• **PROBLEM DESCRIPTION**: Give the data again in full, exactly as written below.

• **WORKING DATA**:
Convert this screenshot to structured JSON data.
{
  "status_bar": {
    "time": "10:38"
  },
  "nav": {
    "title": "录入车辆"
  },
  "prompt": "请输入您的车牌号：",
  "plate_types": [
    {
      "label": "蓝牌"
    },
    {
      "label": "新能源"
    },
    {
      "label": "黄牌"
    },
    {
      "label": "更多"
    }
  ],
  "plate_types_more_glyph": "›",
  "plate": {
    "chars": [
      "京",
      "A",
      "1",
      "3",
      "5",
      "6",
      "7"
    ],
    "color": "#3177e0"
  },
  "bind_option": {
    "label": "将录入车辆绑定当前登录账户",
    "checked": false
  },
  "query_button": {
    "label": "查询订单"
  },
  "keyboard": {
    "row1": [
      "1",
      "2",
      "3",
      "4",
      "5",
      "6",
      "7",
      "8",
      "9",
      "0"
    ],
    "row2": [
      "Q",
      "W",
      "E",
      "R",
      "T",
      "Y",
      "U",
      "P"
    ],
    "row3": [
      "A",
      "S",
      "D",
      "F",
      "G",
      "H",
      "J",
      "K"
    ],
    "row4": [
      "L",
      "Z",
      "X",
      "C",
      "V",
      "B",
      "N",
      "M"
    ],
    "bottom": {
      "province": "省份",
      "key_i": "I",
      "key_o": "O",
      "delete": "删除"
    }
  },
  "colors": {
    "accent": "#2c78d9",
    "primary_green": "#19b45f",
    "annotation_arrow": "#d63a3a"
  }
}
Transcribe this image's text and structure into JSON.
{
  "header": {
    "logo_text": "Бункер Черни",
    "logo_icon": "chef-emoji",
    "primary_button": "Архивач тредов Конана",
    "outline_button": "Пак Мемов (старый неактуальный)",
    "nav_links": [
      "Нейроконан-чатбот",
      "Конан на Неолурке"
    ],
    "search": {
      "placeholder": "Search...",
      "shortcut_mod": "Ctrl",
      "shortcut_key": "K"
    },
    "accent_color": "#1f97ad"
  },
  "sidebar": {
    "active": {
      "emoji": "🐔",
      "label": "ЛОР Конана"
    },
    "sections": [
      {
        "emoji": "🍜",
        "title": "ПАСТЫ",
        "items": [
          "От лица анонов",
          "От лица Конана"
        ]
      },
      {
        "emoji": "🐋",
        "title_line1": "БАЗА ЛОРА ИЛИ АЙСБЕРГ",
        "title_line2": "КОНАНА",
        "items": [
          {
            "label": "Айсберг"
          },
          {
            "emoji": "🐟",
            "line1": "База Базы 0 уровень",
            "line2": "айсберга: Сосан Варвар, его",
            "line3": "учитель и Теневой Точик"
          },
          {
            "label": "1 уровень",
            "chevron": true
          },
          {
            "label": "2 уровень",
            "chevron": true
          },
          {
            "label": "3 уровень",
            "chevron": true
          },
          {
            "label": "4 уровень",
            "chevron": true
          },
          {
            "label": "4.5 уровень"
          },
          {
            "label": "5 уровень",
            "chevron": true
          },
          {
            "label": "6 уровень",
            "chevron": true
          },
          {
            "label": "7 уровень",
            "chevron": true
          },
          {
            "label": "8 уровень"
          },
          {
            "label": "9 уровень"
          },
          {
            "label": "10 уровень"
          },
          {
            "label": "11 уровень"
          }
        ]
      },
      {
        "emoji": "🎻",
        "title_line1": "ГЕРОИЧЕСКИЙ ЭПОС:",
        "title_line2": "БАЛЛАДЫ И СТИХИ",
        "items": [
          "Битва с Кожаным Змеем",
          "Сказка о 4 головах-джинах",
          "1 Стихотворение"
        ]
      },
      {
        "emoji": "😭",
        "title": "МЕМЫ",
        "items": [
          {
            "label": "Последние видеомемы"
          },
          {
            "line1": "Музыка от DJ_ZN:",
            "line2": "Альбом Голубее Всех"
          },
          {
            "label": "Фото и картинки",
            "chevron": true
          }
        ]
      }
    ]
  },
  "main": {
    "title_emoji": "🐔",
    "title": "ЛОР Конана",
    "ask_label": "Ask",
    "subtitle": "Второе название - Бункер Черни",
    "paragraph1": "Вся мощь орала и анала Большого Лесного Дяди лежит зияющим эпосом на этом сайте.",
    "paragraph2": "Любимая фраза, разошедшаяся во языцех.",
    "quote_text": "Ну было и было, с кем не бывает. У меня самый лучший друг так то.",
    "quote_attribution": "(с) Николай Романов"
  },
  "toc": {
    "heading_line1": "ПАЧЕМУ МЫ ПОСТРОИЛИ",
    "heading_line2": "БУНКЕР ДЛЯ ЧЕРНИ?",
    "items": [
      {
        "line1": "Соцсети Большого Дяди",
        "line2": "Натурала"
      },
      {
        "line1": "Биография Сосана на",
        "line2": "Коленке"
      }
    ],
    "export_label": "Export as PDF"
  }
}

• **EXPECTED OUTPUT**:
Convert this screenshot to structured JSON data.
{
  "status_bar": {
    "time": "10:38"
  },
  "nav": {
    "title": "录入车辆"
  },
  "prompt": "请输入您的车牌号：",
  "plate_types": [
    {
      "label": "蓝牌"
    },
    {
      "label": "新能源"
    },
    {
      "label": "黄牌"
    },
    {
      "label": "更多"
    }
  ],
  "plate_types_more_glyph": "›",
  "plate": {
    "chars": [
      "京",
      "A",
      "1",
      "3",
      "5",
      "6",
      "7"
    ],
    "color": "#3177e0"
  },
  "bind_option": {
    "label": "将录入车辆绑定当前登录账户",
    "checked": false
  },
  "query_button": {
    "label": "查询订单"
  },
  "keyboard": {
    "row1": [
      "1",
      "2",
      "3",
      "4",
      "5",
      "6",
      "7",
      "8",
      "9",
      "0"
    ],
    "row2": [
      "Q",
      "W",
      "E",
      "R",
      "T",
      "Y",
      "U",
      "P"
    ],
    "row3": [
      "A",
      "S",
      "D",
      "F",
      "G",
      "H",
      "J",
      "K"
    ],
    "row4": [
      "L",
      "Z",
      "X",
      "C",
      "V",
      "B",
      "N",
      "M"
    ],
    "bottom": {
      "province": "省份",
      "key_i": "I",
      "key_o": "O",
      "delete": "删除"
    }
  },
  "colors": {
    "accent": "#2c78d9",
    "primary_green": "#19b45f",
    "annotation_arrow": "#d63a3a"
  }
}
Transcribe this image's text and structure into JSON.
{
  "header": {
    "logo_text": "Бункер Черни",
    "logo_icon": "chef-emoji",
    "primary_button": "Архивач тредов Конана",
    "outline_button": "Пак Мемов (старый неактуальный)",
    "nav_links": [
      "Нейроконан-чатбот",
      "Конан на Неолурке"
    ],
    "search": {
      "placeholder": "Search...",
      "shortcut_mod": "Ctrl",
      "shortcut_key": "K"
    },
    "accent_color": "#1f97ad"
  },
  "sidebar": {
    "active": {
      "emoji": "🐔",
      "label": "ЛОР Конана"
    },
    "sections": [
      {
        "emoji": "🍜",
        "title": "ПАСТЫ",
        "items": [
          "От лица анонов",
          "От лица Конана"
        ]
      },
      {
        "emoji": "🐋",
        "title_line1": "БАЗА ЛОРА ИЛИ АЙСБЕРГ",
        "title_line2": "КОНАНА",
        "items": [
          {
            "label": "Айсберг"
          },
          {
            "emoji": "🐟",
            "line1": "База Базы 0 уровень",
            "line2": "айсберга: Сосан Варвар, его",
            "line3": "учитель и Теневой Точик"
          },
          {
            "label": "1 уровень",
            "chevron": true
          },
          {
            "label": "2 уровень",
            "chevron": true
          },
          {
            "label": "3 уровень",
            "chevron": true
          },
          {
            "label": "4 уровень",
            "chevron": true
          },
          {
            "label": "4.5 уровень"
          },
          {
            "label": "5 уровень",
            "chevron": true
          },
          {
            "label": "6 уровень",
            "chevron": true
          },
          {
            "label": "7 уровень",
            "chevron": true
          },
          {
            "label": "8 уровень"
          },
          {
            "label": "9 уровень"
          },
          {
            "label": "10 уровень"
          },
          {
            "label": "11 уровень"
          }
        ]
      },
      {
        "emoji": "🎻",
        "title_line1": "ГЕРОИЧЕСКИЙ ЭПОС:",
        "title_line2": "БАЛЛАДЫ И СТИХИ",
        "items": [
          "Битва с Кожаным Змеем",
          "Сказка о 4 головах-джинах",
          "1 Стихотворение"
        ]
      },
      {
        "emoji": "😭",
        "title": "МЕМЫ",
        "items": [
          {
            "label": "Последние видеомемы"
          },
          {
            "line1": "Музыка от DJ_ZN:",
            "line2": "Альбом Голубее Всех"
          },
          {
            "label": "Фото и картинки",
            "chevron": true
          }
        ]
      }
    ]
  },
  "main": {
    "title_emoji": "🐔",
    "title": "ЛОР Конана",
    "ask_label": "Ask",
    "subtitle": "Второе название - Бункер Черни",
    "paragraph1": "Вся мощь орала и анала Большого Лесного Дяди лежит зияющим эпосом на этом сайте.",
    "paragraph2": "Любимая фраза, разошедшаяся во языцех.",
    "quote_text": "Ну было и было, с кем не бывает. У меня самый лучший друг так то.",
    "quote_attribution": "(с) Николай Романов"
  },
  "toc": {
    "heading_line1": "ПАЧЕМУ МЫ ПОСТРОИЛИ",
    "heading_line2": "БУНКЕР ДЛЯ ЧЕРНИ?",
    "items": [
      {
        "line1": "Соцсети Большого Дяди",
        "line2": "Натурала"
      },
      {
        "line1": "Биография Сосана на",
        "line2": "Коленке"
      }
    ],
    "export_label": "Export as PDF"
  }
}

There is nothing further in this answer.